Is it not seen by some as a relic of the French colonial period? For Burkina Faso was a French colony until 1960…
No. And that is thanks to the courageous missionaries and their witness to the faith, but at the same time to the fact that the traditional religion was a monotheistic religion. This monotheism made it easier for people to convert to Christianity. And the fact that we traditionally honour our mothers has likewise led to the veneration of the Mother of Jesus becoming a deeply rooted practice among the Catholics of our country. And we can also see a link between the honour paid to our ancestors and the veneration of the saints.
Is the faith growing in your country? For in practice around 25% of the Burkinabés – the people of Burkina – already belong to the Catholic Church.
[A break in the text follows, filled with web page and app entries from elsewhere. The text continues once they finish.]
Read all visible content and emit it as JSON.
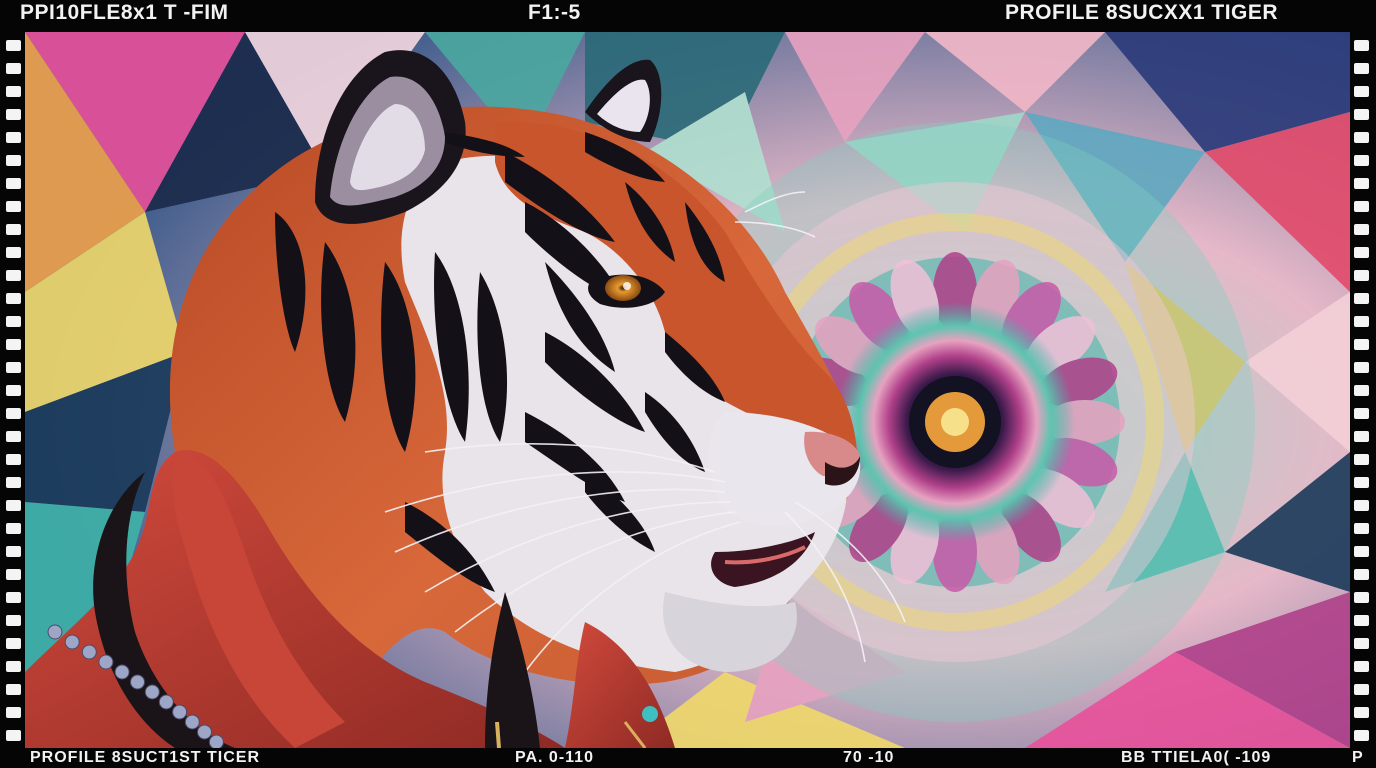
{
  "header": {
    "left_text": "PPI10FLE8x1   T -FIM",
    "center_text": "F1:-5",
    "right_text": "PROFILE 8SUCXX1 TIGER"
  },
  "footer": {
    "left_text": "PROFILE 8SUCT1ST TICER",
    "center_left_text": "PA. 0-110",
    "center_right_text": "70 -10",
    "right_text": "BB TTIELA0( -109",
    "far_right_text": "P"
  },
  "image": {
    "subject": "tiger in red leather jacket, side profile",
    "background": "kaleidoscope geometric mandala",
    "colors": {
      "tiger_orange": "#c8552c",
      "tiger_white": "#e8e4ea",
      "stripe": "#141018",
      "jacket_red": "#b83a30",
      "eye": "#e89a30",
      "teal": "#3fb3a8",
      "magenta": "#b0408a",
      "pink": "#e7a2c0",
      "yellow": "#f1d96a",
      "navy": "#1a2a4a"
    }
  }
}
The faith is growing. And not simply on account of demographic growth, but also because of genuine conversions to Christianity.
Does this not have consequences for them? After all, in many Muslim countries conversion is punishable by death…
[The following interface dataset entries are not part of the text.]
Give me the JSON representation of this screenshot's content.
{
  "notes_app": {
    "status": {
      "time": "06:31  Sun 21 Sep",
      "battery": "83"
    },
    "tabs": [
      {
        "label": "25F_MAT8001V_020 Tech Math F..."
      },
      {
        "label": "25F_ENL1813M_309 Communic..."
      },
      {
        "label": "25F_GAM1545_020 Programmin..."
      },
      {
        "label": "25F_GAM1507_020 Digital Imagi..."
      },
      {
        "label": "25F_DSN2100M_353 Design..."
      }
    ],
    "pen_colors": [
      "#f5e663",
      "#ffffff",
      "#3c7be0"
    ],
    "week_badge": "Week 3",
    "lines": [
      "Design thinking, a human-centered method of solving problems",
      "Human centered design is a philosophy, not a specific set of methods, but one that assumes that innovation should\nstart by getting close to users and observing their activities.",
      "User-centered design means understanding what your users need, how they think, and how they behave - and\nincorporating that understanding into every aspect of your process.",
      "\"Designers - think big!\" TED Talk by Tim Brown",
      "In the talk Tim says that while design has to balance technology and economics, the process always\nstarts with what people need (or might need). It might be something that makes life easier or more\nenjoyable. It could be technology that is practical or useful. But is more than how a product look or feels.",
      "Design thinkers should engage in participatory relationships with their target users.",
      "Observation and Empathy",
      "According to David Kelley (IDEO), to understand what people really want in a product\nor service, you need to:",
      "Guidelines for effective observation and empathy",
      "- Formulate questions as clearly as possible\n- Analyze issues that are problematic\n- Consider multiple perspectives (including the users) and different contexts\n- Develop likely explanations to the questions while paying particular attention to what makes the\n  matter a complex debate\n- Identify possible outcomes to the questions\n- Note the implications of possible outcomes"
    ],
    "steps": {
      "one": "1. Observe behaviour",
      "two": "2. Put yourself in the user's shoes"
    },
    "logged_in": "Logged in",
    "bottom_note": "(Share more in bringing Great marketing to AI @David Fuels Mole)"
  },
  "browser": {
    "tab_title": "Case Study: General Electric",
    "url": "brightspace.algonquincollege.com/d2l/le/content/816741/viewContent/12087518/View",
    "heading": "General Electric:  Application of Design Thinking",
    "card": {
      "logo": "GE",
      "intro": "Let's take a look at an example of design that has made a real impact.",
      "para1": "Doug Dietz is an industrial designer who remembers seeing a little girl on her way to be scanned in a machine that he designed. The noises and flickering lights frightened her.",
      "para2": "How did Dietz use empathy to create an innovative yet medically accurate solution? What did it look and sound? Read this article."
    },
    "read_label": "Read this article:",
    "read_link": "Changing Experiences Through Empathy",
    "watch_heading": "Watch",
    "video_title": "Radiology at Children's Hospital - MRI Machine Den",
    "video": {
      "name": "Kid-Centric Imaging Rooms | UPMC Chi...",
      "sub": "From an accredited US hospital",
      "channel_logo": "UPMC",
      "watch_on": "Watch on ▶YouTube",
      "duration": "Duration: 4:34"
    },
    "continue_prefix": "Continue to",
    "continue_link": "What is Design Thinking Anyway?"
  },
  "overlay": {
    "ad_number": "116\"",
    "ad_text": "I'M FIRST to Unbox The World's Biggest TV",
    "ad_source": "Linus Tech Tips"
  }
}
Not to my knowledge, not here. In some circles there may be threats and social sanctions. But that depends greatly on the particular social environment. I have personally witnessed the baptism of an entire Muslim family. The daughter, who had attended a Catholic school run by nuns, was the first to convert, but then she brought her entire family to the faith. Besides, the recent terrorist attacks against Christians have actually strengthened the faith of the people. Despite the danger, the people are proud to be Catholics.
Nevertheless, this terrorism represents a very great challenge for the Church. How is she responding to it?
We are thinking hard about the best way to respond to this challenge. We are planning to organise a large forum this year, devoted to questions around pastoral care and security. It will be an opportunity to reflect on what it means to be a Christian and how to live our life in the new context of insecurity and attacks on places of worship. It will undoubtedly be necessary to find new ways of expressing our Catholic faith. All these questions will no doubt be addressed in the course of this forum.
Faced by this terrorism, what are you hoping for your country?
The Lord is in control, Christ is alive. Our country has been witness to this on many occasions in its recent history. I hope that the same thing will happen now, in the face of this terrorism. There needs to be a national awakening and a popular resistance. Weapons alone are not enough. Sadly, the rest of the world doesn’t seem to have understood that our country runs the risk of disappearing if we do not all unite together against the terrorists, in prayer, unity and solidarity. These are the challenges we must face in order to put an end to the terrorism.